GOAL OF THE EXERCISE
Every line of the entries that holds the word "none" is to be copied.

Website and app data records
______
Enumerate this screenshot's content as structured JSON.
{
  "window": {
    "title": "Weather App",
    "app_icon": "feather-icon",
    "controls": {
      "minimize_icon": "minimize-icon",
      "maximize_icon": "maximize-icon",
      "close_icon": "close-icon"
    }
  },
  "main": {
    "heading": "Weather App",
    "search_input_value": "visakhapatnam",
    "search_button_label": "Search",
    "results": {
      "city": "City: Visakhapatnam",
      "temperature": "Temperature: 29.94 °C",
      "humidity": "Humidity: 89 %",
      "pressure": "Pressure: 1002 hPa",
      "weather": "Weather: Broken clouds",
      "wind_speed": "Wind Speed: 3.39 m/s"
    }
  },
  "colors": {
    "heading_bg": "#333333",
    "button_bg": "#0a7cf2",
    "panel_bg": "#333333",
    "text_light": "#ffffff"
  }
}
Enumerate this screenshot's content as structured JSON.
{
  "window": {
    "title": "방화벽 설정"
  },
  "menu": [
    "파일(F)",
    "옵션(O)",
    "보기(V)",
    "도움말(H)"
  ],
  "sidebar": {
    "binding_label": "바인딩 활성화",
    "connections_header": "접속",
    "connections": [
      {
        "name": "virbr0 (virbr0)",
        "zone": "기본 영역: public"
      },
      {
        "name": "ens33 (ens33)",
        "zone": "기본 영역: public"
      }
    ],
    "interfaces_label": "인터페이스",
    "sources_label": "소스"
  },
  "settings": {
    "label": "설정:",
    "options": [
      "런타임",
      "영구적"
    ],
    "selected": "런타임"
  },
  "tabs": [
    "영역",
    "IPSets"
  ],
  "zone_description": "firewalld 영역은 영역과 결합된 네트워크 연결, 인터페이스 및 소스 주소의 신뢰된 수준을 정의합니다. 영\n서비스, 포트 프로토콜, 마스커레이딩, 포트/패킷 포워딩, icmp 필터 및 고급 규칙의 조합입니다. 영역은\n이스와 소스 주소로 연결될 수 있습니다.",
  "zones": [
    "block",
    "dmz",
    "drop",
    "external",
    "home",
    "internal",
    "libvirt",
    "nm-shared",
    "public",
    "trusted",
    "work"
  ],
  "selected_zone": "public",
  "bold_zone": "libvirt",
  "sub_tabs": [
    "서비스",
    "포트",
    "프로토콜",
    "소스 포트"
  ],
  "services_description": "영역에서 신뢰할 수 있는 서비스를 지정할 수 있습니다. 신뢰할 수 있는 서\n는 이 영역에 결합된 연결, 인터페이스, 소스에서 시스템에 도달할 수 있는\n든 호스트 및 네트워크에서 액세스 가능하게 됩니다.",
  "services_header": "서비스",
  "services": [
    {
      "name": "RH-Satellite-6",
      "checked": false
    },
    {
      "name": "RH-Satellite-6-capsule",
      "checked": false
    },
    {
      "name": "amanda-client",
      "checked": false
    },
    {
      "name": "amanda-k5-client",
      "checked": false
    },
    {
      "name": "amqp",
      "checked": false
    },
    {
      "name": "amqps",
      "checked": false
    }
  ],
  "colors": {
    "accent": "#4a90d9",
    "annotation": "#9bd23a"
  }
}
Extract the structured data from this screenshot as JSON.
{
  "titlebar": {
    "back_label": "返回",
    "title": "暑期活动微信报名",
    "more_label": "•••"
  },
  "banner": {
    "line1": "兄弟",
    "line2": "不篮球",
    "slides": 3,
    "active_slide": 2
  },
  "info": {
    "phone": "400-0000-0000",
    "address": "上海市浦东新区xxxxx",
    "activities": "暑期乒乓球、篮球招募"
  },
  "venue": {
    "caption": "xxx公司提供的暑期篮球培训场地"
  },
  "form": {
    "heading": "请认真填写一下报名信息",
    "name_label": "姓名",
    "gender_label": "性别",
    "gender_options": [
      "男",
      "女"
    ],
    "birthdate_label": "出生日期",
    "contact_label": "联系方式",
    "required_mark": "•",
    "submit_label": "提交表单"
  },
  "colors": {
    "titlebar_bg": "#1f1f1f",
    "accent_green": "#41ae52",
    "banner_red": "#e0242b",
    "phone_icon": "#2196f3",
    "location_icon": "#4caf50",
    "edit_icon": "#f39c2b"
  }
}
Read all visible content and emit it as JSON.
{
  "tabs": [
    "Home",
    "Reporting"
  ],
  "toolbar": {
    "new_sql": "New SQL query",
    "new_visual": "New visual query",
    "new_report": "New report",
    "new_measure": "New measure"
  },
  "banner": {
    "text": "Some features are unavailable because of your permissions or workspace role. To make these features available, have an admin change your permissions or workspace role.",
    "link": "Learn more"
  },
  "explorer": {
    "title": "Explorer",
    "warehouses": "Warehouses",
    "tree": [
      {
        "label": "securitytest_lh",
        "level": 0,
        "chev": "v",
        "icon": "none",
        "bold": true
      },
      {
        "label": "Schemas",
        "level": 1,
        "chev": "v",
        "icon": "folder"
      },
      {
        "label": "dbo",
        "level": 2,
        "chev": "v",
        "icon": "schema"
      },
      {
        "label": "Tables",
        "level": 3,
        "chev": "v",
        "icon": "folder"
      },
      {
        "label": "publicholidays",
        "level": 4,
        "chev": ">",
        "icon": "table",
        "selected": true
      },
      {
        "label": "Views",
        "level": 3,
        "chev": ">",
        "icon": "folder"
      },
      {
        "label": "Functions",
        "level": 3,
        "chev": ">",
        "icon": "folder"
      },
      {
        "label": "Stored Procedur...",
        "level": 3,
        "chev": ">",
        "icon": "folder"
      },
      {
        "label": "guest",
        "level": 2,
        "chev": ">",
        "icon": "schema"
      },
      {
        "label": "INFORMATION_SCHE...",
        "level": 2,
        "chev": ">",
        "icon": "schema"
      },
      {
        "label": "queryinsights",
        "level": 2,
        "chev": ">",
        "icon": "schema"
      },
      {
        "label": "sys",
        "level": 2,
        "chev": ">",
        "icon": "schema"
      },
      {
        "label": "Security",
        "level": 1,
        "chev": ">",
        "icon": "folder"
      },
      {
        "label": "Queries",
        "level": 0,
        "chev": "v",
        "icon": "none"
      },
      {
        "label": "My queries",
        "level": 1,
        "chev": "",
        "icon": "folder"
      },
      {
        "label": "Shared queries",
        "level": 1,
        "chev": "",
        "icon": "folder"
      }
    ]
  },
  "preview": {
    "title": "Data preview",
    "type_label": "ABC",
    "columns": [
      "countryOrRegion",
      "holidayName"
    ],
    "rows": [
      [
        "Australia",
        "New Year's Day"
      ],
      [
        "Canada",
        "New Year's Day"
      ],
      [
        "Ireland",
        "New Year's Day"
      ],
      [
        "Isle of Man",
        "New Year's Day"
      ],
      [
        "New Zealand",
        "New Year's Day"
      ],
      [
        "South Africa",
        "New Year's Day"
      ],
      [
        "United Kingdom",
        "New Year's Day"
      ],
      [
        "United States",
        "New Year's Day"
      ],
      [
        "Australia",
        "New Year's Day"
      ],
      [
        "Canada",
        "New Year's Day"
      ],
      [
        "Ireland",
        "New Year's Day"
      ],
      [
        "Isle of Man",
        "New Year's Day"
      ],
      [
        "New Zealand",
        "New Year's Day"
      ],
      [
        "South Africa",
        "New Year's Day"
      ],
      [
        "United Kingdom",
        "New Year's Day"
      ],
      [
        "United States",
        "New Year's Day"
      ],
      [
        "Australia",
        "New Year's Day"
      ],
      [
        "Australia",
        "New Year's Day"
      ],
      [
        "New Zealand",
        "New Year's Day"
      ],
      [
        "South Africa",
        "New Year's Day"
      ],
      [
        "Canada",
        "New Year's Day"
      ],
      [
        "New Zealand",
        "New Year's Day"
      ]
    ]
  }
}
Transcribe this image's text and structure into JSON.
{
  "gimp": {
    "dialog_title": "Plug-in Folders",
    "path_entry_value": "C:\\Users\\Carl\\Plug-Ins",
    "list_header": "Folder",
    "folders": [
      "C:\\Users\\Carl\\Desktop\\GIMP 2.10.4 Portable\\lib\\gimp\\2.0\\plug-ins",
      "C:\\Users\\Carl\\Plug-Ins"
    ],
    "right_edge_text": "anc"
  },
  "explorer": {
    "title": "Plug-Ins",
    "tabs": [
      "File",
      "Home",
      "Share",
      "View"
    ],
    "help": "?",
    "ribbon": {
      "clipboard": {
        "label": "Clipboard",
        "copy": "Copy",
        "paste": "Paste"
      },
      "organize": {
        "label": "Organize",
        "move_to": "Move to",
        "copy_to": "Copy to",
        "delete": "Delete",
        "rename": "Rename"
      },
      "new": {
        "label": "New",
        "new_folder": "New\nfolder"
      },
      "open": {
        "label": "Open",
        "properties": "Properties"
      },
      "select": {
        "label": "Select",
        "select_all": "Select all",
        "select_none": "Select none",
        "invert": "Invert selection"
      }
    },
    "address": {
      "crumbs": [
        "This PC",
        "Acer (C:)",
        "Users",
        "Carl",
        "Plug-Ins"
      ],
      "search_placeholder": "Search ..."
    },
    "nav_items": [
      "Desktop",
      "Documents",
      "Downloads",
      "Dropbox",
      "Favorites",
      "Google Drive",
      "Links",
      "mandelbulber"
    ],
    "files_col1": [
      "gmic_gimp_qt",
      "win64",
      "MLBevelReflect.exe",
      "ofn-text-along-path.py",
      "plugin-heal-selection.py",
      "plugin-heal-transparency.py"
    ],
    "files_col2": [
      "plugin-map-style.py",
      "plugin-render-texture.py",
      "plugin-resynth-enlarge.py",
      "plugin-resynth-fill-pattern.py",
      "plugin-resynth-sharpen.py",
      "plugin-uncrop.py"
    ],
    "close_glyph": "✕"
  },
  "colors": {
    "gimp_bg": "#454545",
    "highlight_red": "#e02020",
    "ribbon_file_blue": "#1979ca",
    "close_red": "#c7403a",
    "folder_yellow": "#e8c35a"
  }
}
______
TASK RESPONSE
        "icon": "none",
        "icon": "none"
        "select_none": "Select none",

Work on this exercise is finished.